→ Task:
What lines of the data below include the word "kind"? Report them by copying each.

────────

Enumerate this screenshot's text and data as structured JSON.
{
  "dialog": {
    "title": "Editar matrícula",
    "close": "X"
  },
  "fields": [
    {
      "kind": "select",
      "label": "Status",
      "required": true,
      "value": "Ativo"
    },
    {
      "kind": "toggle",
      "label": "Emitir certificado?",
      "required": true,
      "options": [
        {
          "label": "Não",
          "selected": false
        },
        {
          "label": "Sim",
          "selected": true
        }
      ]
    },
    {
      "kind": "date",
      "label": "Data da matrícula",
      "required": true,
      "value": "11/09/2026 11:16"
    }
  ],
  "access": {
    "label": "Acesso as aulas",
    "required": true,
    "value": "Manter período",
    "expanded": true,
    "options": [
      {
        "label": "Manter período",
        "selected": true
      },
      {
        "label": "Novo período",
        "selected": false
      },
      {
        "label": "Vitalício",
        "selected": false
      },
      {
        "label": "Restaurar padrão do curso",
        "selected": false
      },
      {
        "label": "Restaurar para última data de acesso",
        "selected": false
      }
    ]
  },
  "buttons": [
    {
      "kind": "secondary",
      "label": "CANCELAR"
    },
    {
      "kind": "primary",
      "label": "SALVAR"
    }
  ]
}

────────

→ Your response:
      "kind": "select",
      "kind": "toggle",
      "kind": "date",
      "kind": "secondary",
      "kind": "primary",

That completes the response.